Majority of Consumers Prefer Lower Prices Over a Convenient Experience
Twenty-two percent of Americans say they are struggling to cover day-to-day expenses.
CHICAGO — Consumers are finding it challenging to make ends meet, but many believe things will get better within the next year.
According to Mintel, 51 percent of Americans say they are currently concerned about the future of the economy. At the same time, a similar share (48 percent) feel confident their financial situation will improve in the next 12 months.
Digging deeper, nine in 10 consumers (94 percent) say they are currently worried about inflation. Sixty-seven percent believe the majority of Americans share in these concerns, while a third (34 percent) believe it's other Americans — rather than themselves — who are financially struggling right now. Meanwhile, 22 percent of Americans overall, and 31 percent of parents, say they are struggling to cover day-to-day expenses.
Inflationary pressures are driving consumers to cut back on nonessential purchases (40 percent) and dining out (37 percent), the research firm reported.
"Americans' heightened concern about the country's economic future — which greatly exceeds all other surveyed financial concerns — is likely due to the current laser-sharp focus on this topic across news media, the political arena and among business leaders," said Lisa Dubina, associate director of Culture & Identity, at Mintel.
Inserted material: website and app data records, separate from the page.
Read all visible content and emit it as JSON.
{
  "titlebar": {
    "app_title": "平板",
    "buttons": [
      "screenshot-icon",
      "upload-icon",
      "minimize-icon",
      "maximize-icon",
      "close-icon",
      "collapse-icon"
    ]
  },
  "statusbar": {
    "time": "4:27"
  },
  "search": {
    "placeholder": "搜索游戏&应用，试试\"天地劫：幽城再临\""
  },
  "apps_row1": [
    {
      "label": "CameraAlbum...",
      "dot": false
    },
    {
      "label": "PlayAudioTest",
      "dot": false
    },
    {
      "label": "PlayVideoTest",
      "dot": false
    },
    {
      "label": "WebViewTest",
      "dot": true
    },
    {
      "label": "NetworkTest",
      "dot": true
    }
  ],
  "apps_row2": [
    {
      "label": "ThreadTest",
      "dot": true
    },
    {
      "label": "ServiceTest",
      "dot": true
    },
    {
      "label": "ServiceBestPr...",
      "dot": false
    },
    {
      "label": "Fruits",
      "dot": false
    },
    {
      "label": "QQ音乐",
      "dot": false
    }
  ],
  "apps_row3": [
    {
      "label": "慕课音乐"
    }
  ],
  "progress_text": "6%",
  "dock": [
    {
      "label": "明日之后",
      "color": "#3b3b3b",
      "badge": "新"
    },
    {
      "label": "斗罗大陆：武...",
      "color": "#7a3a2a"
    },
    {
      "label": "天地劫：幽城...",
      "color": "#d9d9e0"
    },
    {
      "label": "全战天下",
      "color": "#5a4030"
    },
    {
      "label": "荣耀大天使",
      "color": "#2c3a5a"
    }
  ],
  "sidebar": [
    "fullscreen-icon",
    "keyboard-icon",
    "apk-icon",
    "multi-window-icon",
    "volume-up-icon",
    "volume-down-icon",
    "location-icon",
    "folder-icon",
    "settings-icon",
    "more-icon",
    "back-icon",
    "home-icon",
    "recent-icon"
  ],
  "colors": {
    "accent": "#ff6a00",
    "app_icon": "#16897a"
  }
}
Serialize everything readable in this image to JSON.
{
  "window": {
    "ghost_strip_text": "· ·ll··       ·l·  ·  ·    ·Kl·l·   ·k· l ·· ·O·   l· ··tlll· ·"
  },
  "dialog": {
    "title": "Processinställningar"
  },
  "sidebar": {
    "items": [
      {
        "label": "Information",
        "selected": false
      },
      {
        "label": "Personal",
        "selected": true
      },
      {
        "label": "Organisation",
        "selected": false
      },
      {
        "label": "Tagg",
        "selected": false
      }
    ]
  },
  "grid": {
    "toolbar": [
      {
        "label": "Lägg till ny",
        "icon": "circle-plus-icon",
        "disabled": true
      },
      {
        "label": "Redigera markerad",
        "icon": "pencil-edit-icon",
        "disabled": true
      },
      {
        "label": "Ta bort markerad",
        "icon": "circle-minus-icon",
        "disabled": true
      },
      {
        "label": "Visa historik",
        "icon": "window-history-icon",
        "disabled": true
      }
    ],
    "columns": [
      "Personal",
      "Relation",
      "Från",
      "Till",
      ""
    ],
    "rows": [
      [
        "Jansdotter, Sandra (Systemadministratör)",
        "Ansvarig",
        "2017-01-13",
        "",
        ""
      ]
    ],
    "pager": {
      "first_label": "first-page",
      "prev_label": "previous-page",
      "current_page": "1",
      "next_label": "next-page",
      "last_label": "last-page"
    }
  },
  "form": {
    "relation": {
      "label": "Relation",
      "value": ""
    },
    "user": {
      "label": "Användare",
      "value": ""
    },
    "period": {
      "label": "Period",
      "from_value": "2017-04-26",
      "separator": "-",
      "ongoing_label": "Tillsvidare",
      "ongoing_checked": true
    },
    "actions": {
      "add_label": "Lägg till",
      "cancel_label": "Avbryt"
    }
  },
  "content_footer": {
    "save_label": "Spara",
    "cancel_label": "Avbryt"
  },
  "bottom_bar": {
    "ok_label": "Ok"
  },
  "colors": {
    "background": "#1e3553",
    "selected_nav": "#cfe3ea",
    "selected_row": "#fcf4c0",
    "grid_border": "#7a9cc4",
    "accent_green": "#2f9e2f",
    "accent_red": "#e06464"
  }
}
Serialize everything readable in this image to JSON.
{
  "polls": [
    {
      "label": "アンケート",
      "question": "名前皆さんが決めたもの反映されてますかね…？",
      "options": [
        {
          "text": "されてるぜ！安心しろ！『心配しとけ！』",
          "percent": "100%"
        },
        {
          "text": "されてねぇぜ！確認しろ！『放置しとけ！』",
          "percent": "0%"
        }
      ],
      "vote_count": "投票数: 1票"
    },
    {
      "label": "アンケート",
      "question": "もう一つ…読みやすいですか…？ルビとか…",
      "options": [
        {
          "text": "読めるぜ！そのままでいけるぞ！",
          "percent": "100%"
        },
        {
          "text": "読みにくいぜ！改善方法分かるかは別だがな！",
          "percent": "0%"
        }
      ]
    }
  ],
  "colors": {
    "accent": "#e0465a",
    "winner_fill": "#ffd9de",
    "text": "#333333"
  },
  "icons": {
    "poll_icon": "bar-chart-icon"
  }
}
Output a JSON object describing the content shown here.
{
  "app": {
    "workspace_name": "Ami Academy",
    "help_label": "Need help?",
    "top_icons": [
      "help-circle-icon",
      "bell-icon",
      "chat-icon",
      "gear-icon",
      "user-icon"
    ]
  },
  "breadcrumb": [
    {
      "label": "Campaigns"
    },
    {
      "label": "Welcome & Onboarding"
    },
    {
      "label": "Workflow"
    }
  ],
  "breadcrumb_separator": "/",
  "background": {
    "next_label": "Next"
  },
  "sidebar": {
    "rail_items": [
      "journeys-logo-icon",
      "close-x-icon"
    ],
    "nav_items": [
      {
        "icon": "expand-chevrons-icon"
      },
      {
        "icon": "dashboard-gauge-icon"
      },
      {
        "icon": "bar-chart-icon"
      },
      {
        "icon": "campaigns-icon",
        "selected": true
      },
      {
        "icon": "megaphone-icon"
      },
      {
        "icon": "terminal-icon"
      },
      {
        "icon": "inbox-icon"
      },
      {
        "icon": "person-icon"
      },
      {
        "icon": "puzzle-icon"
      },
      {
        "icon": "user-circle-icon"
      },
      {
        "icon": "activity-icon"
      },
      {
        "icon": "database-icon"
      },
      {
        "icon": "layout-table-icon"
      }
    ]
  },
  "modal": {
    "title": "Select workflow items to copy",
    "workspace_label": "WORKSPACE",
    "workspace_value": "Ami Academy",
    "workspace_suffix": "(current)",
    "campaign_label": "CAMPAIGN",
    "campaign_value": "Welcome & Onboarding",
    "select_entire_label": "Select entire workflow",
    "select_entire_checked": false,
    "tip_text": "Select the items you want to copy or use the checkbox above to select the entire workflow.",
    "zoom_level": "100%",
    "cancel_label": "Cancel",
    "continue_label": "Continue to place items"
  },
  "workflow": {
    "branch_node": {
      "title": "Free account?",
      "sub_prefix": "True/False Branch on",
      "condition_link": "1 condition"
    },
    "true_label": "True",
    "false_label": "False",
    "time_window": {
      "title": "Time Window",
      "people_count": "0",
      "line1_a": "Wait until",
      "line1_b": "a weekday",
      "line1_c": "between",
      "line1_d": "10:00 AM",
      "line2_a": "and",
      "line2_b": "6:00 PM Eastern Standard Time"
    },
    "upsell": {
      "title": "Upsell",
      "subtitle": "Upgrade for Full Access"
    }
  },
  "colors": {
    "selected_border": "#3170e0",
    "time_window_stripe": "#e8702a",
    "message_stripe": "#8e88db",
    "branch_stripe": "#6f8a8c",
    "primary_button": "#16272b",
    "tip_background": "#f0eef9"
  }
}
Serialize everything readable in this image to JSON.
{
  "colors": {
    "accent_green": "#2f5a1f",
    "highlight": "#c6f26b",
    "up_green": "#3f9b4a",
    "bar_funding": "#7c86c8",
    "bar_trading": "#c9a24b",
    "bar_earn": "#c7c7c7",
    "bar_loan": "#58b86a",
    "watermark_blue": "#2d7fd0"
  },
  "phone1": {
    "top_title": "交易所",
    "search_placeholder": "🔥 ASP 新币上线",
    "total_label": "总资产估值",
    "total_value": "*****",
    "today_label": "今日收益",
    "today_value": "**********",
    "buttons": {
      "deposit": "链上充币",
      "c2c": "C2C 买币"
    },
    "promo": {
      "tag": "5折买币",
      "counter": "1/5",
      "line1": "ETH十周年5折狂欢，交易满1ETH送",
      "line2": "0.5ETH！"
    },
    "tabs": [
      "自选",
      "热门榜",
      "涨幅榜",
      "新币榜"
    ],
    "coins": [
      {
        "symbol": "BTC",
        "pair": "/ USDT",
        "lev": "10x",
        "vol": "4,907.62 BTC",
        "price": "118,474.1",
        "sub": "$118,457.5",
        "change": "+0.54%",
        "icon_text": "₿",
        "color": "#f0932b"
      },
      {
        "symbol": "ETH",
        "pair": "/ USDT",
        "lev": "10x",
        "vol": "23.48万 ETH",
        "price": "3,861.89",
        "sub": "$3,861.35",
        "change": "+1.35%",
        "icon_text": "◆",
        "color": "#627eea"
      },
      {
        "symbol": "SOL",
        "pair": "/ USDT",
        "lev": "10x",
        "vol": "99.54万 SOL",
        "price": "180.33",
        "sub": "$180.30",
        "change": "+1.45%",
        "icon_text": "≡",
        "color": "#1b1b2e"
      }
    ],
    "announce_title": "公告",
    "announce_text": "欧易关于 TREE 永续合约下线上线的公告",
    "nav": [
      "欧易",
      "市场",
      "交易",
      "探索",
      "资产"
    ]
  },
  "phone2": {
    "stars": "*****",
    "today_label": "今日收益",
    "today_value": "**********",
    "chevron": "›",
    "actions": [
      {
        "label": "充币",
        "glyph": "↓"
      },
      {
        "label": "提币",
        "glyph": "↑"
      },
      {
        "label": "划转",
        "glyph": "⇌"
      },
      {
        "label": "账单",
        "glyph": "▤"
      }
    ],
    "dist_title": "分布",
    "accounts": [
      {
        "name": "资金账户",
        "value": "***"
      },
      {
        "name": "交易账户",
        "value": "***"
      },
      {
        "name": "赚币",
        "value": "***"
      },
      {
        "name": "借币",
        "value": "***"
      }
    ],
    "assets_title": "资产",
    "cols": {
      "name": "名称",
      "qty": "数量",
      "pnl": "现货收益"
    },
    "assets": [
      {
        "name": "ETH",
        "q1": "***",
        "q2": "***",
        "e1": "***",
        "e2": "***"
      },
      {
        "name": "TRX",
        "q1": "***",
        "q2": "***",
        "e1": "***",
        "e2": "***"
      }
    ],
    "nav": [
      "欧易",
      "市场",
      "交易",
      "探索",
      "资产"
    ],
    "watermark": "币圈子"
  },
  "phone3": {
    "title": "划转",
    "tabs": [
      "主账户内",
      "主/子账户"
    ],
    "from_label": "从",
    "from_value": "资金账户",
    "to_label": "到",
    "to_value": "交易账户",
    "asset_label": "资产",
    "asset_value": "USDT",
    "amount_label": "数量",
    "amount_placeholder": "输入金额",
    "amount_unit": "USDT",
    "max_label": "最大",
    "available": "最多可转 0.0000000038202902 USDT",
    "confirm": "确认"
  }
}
"While not all consumers consider themselves financially struggling at this time, many are already adjusting their shopping behaviors regardless of their level of financial comfort," Dubina added. "To support struggling and concerned consumers, brands need to find creative ways to demonstrate the value of their products and services and tangibly reward customers as a way of building brand loyalty and repeat business."
According to Mintel, age and current life stage affect consumers' greatest financial concern. Consumers ages 55 to 64 are more focused on big-picture concerns, including the overall wellbeing of the economy and their personal retirement savings.
Conversely, Generation Z consumers (those ages 18 to 24), are more concerned with their own short-term financial wellbeing: maintaining their current standard of living, their ability to pay their bills and ability to afford day-to-day necessities.
With these concerns in mind, Dubina pointed out that brands will need to consider these key differences to resonate with each generation.
Price Over Convenience & Sustainability
The research firm also pointed out that consumers are willing to pay more for higher quality; however, there's little else they prioritize before lower prices.
More than six in 10 consumers prefer lower prices over a convenient shopping experience, and 57 percent say they prioritize lower pricing over sustainable brand options.
Additionally, 63 percent of consumers say that brand name is not important to them when shopping most categories, yet 59 percent of people agree they'd rather pay more for a higher quality product than pay less to receive average quality.
"As consumers struggle to adapt to rising prices due to inflation and product shortages, they are likely to continue choosing the best price over the more sustainable and more expensive option," Dubina said. "Understanding that now is a difficult time for retailers to offer more discounts due to challenges like supply chain issues and the rising price of labor cutting into profit margins, offering creative perks and benefits to customers can increase the value of purchases and help build long-term customer loyalty.
"Now more than ever, it's important for brands to not only communicate the value of their products and services but also prove it to consumers who are increasingly looking to avoid financial risk or waste," she added.